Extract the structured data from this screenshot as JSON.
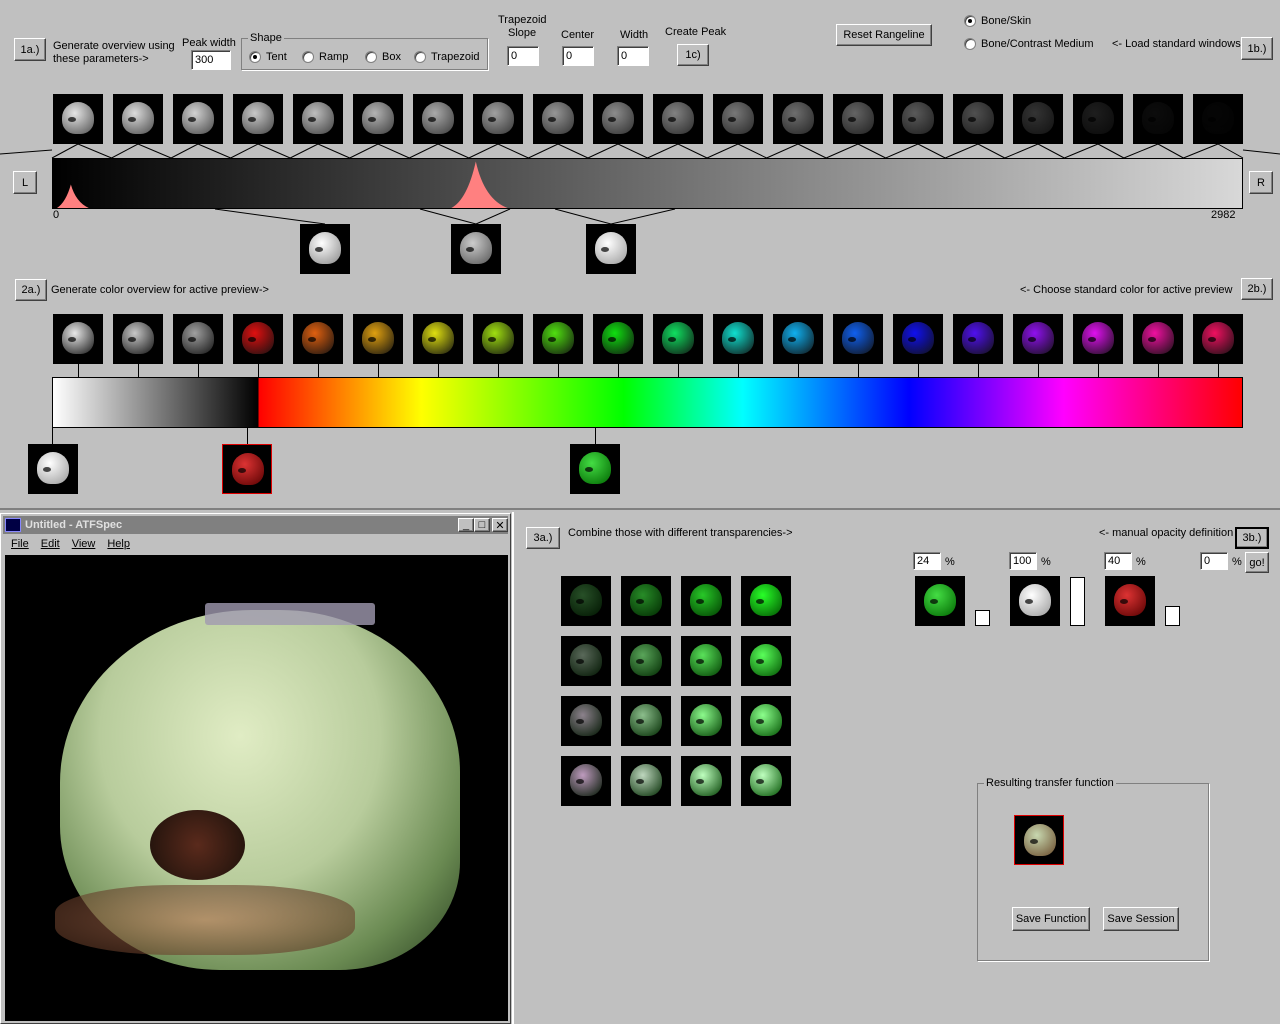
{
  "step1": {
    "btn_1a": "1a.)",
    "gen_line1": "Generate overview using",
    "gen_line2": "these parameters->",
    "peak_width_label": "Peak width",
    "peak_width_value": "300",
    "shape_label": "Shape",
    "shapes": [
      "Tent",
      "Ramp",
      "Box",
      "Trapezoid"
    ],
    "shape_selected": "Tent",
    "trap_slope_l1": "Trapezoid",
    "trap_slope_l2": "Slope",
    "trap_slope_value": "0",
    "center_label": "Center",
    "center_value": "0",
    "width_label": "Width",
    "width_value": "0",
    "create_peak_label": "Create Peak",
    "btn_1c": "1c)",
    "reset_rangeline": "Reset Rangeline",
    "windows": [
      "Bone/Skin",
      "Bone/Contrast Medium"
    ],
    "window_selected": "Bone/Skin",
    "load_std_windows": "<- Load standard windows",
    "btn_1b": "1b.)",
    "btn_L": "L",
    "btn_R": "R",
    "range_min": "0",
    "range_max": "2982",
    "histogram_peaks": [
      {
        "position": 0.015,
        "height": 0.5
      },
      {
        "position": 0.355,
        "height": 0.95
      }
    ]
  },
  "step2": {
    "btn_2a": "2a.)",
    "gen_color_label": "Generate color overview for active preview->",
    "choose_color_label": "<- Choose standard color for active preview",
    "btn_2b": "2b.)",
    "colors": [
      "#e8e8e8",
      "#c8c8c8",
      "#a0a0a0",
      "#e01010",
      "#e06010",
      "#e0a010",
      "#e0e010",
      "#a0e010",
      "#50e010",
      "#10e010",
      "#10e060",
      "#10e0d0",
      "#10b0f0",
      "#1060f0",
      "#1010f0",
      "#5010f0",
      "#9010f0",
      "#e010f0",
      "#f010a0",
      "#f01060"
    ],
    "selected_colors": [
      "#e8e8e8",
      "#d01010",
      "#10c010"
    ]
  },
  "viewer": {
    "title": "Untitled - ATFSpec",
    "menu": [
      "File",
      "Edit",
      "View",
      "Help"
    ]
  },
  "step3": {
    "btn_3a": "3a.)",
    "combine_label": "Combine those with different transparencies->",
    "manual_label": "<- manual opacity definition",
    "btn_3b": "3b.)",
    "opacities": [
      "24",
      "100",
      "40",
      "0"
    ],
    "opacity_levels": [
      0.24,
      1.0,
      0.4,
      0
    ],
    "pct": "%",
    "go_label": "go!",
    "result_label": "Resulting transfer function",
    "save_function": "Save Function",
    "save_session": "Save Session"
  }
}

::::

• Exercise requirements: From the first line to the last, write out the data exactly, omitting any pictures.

• Solution to the exercise:
Extract the structured data from this screenshot as JSON.
{
  "step1": {
    "btn_1a": "1a.)",
    "gen_line1": "Generate overview using",
    "gen_line2": "these parameters->",
    "peak_width_label": "Peak width",
    "peak_width_value": "300",
    "shape_label": "Shape",
    "shapes": [
      "Tent",
      "Ramp",
      "Box",
      "Trapezoid"
    ],
    "shape_selected": "Tent",
    "trap_slope_l1": "Trapezoid",
    "trap_slope_l2": "Slope",
    "trap_slope_value": "0",
    "center_label": "Center",
    "center_value": "0",
    "width_label": "Width",
    "width_value": "0",
    "create_peak_label": "Create Peak",
    "btn_1c": "1c)",
    "reset_rangeline": "Reset Rangeline",
    "windows": [
      "Bone/Skin",
      "Bone/Contrast Medium"
    ],
    "window_selected": "Bone/Skin",
    "load_std_windows": "<- Load standard windows",
    "btn_1b": "1b.)",
    "btn_L": "L",
    "btn_R": "R",
    "range_min": "0",
    "range_max": "2982",
    "histogram_peaks": [
      {
        "position": 0.015,
        "height": 0.5
      },
      {
        "position": 0.355,
        "height": 0.95
      }
    ]
  },
  "step2": {
    "btn_2a": "2a.)",
    "gen_color_label": "Generate color overview for active preview->",
    "choose_color_label": "<- Choose standard color for active preview",
    "btn_2b": "2b.)",
    "colors": [
      "#e8e8e8",
      "#c8c8c8",
      "#a0a0a0",
      "#e01010",
      "#e06010",
      "#e0a010",
      "#e0e010",
      "#a0e010",
      "#50e010",
      "#10e010",
      "#10e060",
      "#10e0d0",
      "#10b0f0",
      "#1060f0",
      "#1010f0",
      "#5010f0",
      "#9010f0",
      "#e010f0",
      "#f010a0",
      "#f01060"
    ],
    "selected_colors": [
      "#e8e8e8",
      "#d01010",
      "#10c010"
    ]
  },
  "viewer": {
    "title": "Untitled - ATFSpec",
    "menu": [
      "File",
      "Edit",
      "View",
      "Help"
    ]
  },
  "step3": {
    "btn_3a": "3a.)",
    "combine_label": "Combine those with different transparencies->",
    "manual_label": "<- manual opacity definition",
    "btn_3b": "3b.)",
    "opacities": [
      "24",
      "100",
      "40",
      "0"
    ],
    "opacity_levels": [
      0.24,
      1.0,
      0.4,
      0
    ],
    "pct": "%",
    "go_label": "go!",
    "result_label": "Resulting transfer function",
    "save_function": "Save Function",
    "save_session": "Save Session"
  }
}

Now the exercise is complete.